read-more
Maldives President Abdulla Yameen “conveyed that mediation was not wanted at this stage” when UN Secretary-General Antonio Guterres spoke to him last week, Guterres's spokesperson Stephane Dujrric confirmed Thursday, writes Arul Louis
 
read-more
Srinivasan leaves his office in Bengaluru where the lights and air-conditioners are switched off when sensors planted inside notice that he is leaving. He is prompted on his e-watch as to how much time it would take for the elevator to arrive on his floor, based on movement-recognition, writes Rajendra Shende
 
read-more

The Indian government is undertaking a project to enhance and install infrastructures related to trade and customs along its northeastern frontier, that include trading points with Bhutan.

 
read-more

Society for Policy Studies in association with India Habitat Centre held a lecture in the “China's Belt and Road Initiative: Nature, Implications and India's Response”

 
read-more
Column-image

What is history? How does a land become a homeland? How are cultural identities formed? The Making of Early Kashmir explores these questions in relation to the birth of Kashmir and the discursive and material practices that shaped it up to the ...

 
Column-image

A group of teenagers in a Karachi high school puts on a production of Arthur Miller’s The Crucible— and one goes missing. The incident sets off ripples through their already fraught education in lust and witches, and over the years ...

 
Column-image

Title: Do We Not Bleed?: Reflections of a 21-st Century Pakistani; Author: Mehr Tarar; Publisher: Aleph Book Company; Pages: 240; Price: Rs 599

 
Column-image

From antiquity, the Muslim faith has been plagued by the portrayal of Muslim men regularly misusing this perceived “right” to divorce their wives instantly by simply uttering “talaq” thrice.

 
Column-image

'Another South Asia!' edited by Dev Nath Pathak makes a critical engagement with the questions about South Asia: What is South Asia?

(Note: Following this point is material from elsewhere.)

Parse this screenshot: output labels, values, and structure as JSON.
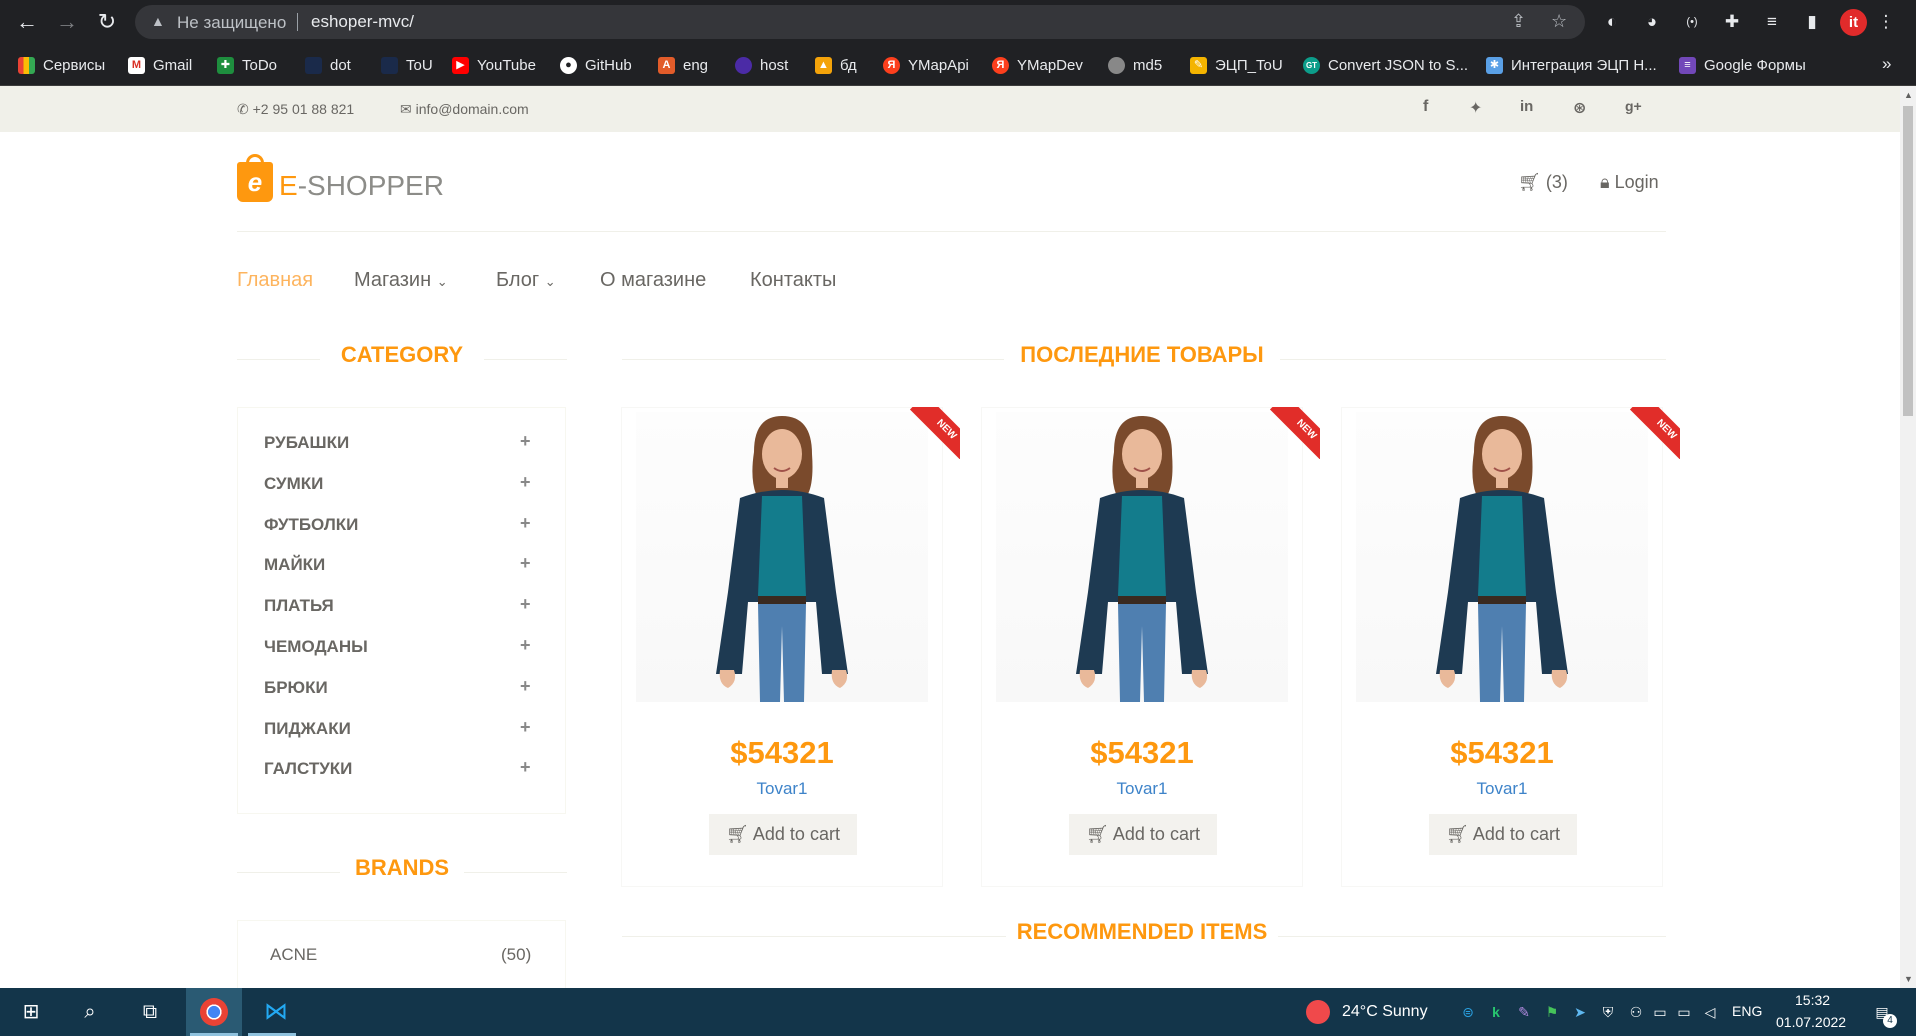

How can one pin down the idea of regionalism in South Asia wherein inter-state relations are often char...